Despite Jesus' repeated warnings on the subject, despite the Bible's repeated warnings, we have become a nation obsessed with consumption and accumulation. The gospel that spews non-stop from our televisions and other media is that happiness is about having more. And so we simply cannot reconcile our culture's gospel with what Jesus says in today's gospel reading from Luke. "There is still one thing lacking. Sell all that you own and distribute the money to the poor, and you will have treasure in heaven; then come, follow me... How hard it is for those who have wealth to enter the kingdom of God! Indeed, it is easier for a camel to go through the eye of a needle than for someone who is rich to enter the kingdom of God."

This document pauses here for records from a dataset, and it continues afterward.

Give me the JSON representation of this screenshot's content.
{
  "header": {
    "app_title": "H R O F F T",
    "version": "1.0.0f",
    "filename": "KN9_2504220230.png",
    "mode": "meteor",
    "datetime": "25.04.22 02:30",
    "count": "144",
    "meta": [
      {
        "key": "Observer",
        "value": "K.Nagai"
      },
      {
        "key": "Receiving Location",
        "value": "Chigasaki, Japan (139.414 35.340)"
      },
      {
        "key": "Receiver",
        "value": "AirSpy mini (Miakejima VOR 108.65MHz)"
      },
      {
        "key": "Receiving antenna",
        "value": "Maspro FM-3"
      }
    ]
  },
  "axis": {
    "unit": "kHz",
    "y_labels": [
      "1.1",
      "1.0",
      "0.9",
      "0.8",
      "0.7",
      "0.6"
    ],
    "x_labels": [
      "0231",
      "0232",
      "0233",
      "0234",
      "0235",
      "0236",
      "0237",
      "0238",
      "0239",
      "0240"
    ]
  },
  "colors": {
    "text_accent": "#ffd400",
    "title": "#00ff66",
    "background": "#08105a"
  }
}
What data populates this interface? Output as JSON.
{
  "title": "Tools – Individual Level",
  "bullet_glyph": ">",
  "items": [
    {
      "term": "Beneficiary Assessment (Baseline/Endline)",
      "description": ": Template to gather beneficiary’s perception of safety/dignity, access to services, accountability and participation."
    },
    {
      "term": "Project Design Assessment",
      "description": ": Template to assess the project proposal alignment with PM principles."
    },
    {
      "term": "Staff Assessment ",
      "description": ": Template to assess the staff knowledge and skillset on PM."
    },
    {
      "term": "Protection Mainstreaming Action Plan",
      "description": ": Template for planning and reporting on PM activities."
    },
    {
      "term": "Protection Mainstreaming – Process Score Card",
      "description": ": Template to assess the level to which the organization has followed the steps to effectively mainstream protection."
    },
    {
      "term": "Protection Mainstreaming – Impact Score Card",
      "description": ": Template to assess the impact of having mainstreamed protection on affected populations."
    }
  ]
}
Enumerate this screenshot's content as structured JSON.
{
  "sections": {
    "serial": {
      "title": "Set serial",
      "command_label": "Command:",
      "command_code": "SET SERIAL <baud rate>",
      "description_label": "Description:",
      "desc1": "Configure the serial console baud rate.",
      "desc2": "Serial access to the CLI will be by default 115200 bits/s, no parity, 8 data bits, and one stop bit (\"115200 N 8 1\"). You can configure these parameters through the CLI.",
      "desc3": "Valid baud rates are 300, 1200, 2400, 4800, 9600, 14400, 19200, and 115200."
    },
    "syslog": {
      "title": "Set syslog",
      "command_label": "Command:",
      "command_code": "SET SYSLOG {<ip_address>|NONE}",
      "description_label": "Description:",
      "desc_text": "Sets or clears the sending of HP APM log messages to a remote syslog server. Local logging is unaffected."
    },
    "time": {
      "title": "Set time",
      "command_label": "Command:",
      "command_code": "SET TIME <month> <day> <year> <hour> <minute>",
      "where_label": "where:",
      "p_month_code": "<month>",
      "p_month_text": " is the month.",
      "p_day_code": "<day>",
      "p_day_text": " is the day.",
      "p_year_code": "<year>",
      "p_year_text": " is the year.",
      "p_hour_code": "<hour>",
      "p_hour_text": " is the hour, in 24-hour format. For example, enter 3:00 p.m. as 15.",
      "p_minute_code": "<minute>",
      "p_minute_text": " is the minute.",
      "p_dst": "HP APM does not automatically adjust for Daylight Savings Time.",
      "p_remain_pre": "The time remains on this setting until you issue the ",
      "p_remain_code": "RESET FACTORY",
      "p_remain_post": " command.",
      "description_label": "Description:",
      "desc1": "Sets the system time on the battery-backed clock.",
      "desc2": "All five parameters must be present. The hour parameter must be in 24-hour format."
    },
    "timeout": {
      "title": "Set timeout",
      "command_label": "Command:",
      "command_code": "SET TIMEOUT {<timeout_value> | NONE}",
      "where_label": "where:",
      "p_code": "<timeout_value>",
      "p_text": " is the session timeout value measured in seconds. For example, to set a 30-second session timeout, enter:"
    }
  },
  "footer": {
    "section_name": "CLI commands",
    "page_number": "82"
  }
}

Our need to accumulate is rooted in our survival instinct, a drive to store up enough food to get through the winter and so on. But of course our accumulating has nothing to do with survival. Instead it comes from our anxiety, our worry that others may get more than us, our worry that there isn't enough to go around. At a fundamental level, our need to accumulate is rooted in a fear that if we don't grab our share, we will be left out. We simply do not trust that God's providence will be sufficient to give us all that we need.
I am suspicious that true gratitude becomes more and more difficult the more we have. Wealth often breeds a sense of entitlement. And somewhat surprisingly, wealth often diminishes generosity. People of limited means are often much more generous with what little they have than those who are wealthy. Having more, it seems, often leads to more anxieties and worries about holding on to it. Perhaps this is why Jesus says wealth and the Kingdom of God are so incompatible.
On Thursday, my family will join with a few others to celebrate. We will enjoy turkey and pumpkin pie and good wine and many other delicious dishes. I will have a grand time and wouldn't miss it for the world, nor would I begrudge anyone else such enjoyment. But I do find myself growing increasingly uncomfortable with just what it is that motivates me. To what degree is my life an act of gratitude and thanksgiving? And to what degree is it an attempt to accumulate things, status, reputation, respect, etc? To what degree is my life a joyful response to God's gifts? And to what degree is it an attempt to assuage my own anxieties?
Originally posted at Pastor James.